However, let me ask this question. Are sockets not the same as wrench heads? Would a ratchet and socket setup work in this situation?
ATK mentions that wrenches are too thick to fit into the window, so I'm not sure if your clearance problem is due to the space between the bolt and a "wall" down a "shaft," or if it's a matter of there not being enough space for a wrench to sit square on the bolt and be able to torque the wrench to make your adjustment.
Another trick, if you don't mind buying a new wrench, is something I saw on "American Hot Rod." One of the mechanics in the shop couldn't get the wrench to fit in the tight space between the engine and wheel well of a '65 mustang, so he went to the workbench, and gripped the open end in a vice. He then took an Oxy-Acetaline torch and heated the "neck" closest to the head and bent the wrench to fit the angle of the bolt in the engine compartment. If you want to do that, just remember to watch your heat, so you don't undo the temper of the steel.
Just thinking you could "modify" a tool to better fit the situation, if a "specialty" tool for said adjustment doesn't already exist. (At least, if you made one, then you'd have it around for future adjustments!)
So, Paul, I don't know if I helped you by "thinking outside the box," or if I've just been an annoyance. Like I said, I have no clue what a fuel pump on a 244 (or any locomotive for that matter) looks like. Just wish we were sitting at a bar with a pen and a piece of paper...
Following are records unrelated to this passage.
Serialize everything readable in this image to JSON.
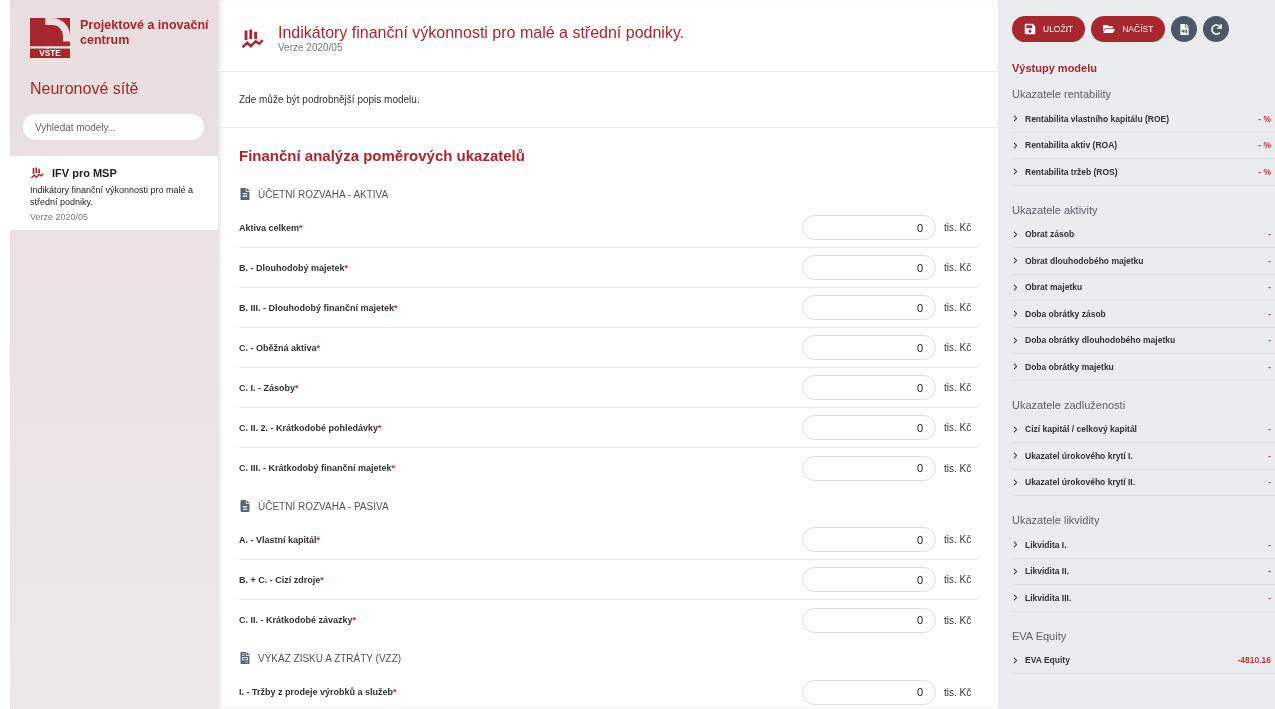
{
  "sidebar": {
    "logo_text": "Projektové a inovační centrum",
    "logo_caption": "VŠTE",
    "title": "Neuronové sítě",
    "search": {
      "placeholder": "Vyhledat modely..."
    },
    "models": [
      {
        "name": "IFV pro MSP",
        "description": "Indikátory finanční výkonnosti pro malé a střední podniky.",
        "version": "Verze 2020/05",
        "selected": true
      }
    ]
  },
  "header": {
    "title": "Indikátory finanční výkonnosti pro malé a střední podniky.",
    "version": "Verze 2020/05"
  },
  "description": "Zde může být podrobnější popis modelu.",
  "form": {
    "title": "Finanční analýza poměrových ukazatelů",
    "sections": [
      {
        "title": "ÚČETNÍ ROZVAHA - AKTIVA",
        "fields": [
          {
            "label": "Aktiva celkem",
            "mark": "*",
            "value": "0",
            "unit": "tis. Kč"
          },
          {
            "label": "B. - Dlouhodobý majetek",
            "mark": "*",
            "value": "0",
            "unit": "tis. Kč"
          },
          {
            "label": "B. III. - Dlouhodobý finanční majetek",
            "mark": "*",
            "value": "0",
            "unit": "tis. Kč"
          },
          {
            "label": "C. - Oběžná aktiva",
            "mark": "*",
            "value": "0",
            "unit": "tis. Kč"
          },
          {
            "label": "C. I. - Zásoby",
            "mark": "*",
            "value": "0",
            "unit": "tis. Kč"
          },
          {
            "label": "C. II. 2. - Krátkodobé pohledávky",
            "mark": "*",
            "value": "0",
            "unit": "tis. Kč"
          },
          {
            "label": "C. III. - Krátkodobý finanční majetek",
            "mark": "*",
            "value": "0",
            "unit": "tis. Kč"
          }
        ]
      },
      {
        "title": "ÚČETNÍ ROZVAHA - PASIVA",
        "fields": [
          {
            "label": "A. - Vlastní kapitál",
            "mark": "*",
            "value": "0",
            "unit": "tis. Kč"
          },
          {
            "label": "B. + C. - Cizí zdroje",
            "mark": "*",
            "value": "0",
            "unit": "tis. Kč"
          },
          {
            "label": "C. II. - Krátkodobé závazky",
            "mark": "*",
            "value": "0",
            "unit": "tis. Kč"
          }
        ]
      },
      {
        "title": "VÝKAZ ZISKU A ZTRÁTY (VZZ)",
        "fields": [
          {
            "label": "I. - Tržby z prodeje výrobků a služeb",
            "mark": "*",
            "value": "0",
            "unit": "tis. Kč"
          }
        ]
      }
    ]
  },
  "toolbar": {
    "buttons": [
      {
        "label": "ULOŽIT",
        "kind": "primary"
      },
      {
        "label": "NAČÍST",
        "kind": "primary"
      },
      {
        "kind": "round"
      },
      {
        "kind": "round"
      }
    ]
  },
  "outputs": {
    "title": "Výstupy modelu",
    "groups": [
      {
        "title": "Ukazatele rentability",
        "items": [
          {
            "label": "Rentabilita vlastního kapitálu (ROE)",
            "value": "- %"
          },
          {
            "label": "Rentabilita aktiv (ROA)",
            "value": "- %"
          },
          {
            "label": "Rentabilita tržeb (ROS)",
            "value": "- %"
          }
        ]
      },
      {
        "title": "Ukazatele aktivity",
        "items": [
          {
            "label": "Obrat zásob",
            "value": "-"
          },
          {
            "label": "Obrat dlouhodobého majetku",
            "value": "-"
          },
          {
            "label": "Obrat majetku",
            "value": "-"
          },
          {
            "label": "Doba obrátky zásob",
            "value": "-"
          },
          {
            "label": "Doba obrátky dlouhodobého majetku",
            "value": "-"
          },
          {
            "label": "Doba obrátky majetku",
            "value": "-"
          }
        ]
      },
      {
        "title": "Ukazatele zadluženosti",
        "items": [
          {
            "label": "Cizí kapitál / celkový kapitál",
            "value": "-"
          },
          {
            "label": "Ukazatel úrokového krytí I.",
            "value": "-"
          },
          {
            "label": "Ukazatel úrokového krytí II.",
            "value": "-"
          }
        ]
      },
      {
        "title": "Ukazatele likvidity",
        "items": [
          {
            "label": "Likvidita I.",
            "value": "-"
          },
          {
            "label": "Likvidita II.",
            "value": "-"
          },
          {
            "label": "Likvidita III.",
            "value": "-"
          }
        ]
      },
      {
        "title": "EVA Equity",
        "items": [
          {
            "label": "EVA Equity",
            "value": "-4810.16"
          }
        ]
      }
    ]
  }
}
Anyway, good luck on the adjustments, and sorry if I've been more of a hinderance than a help.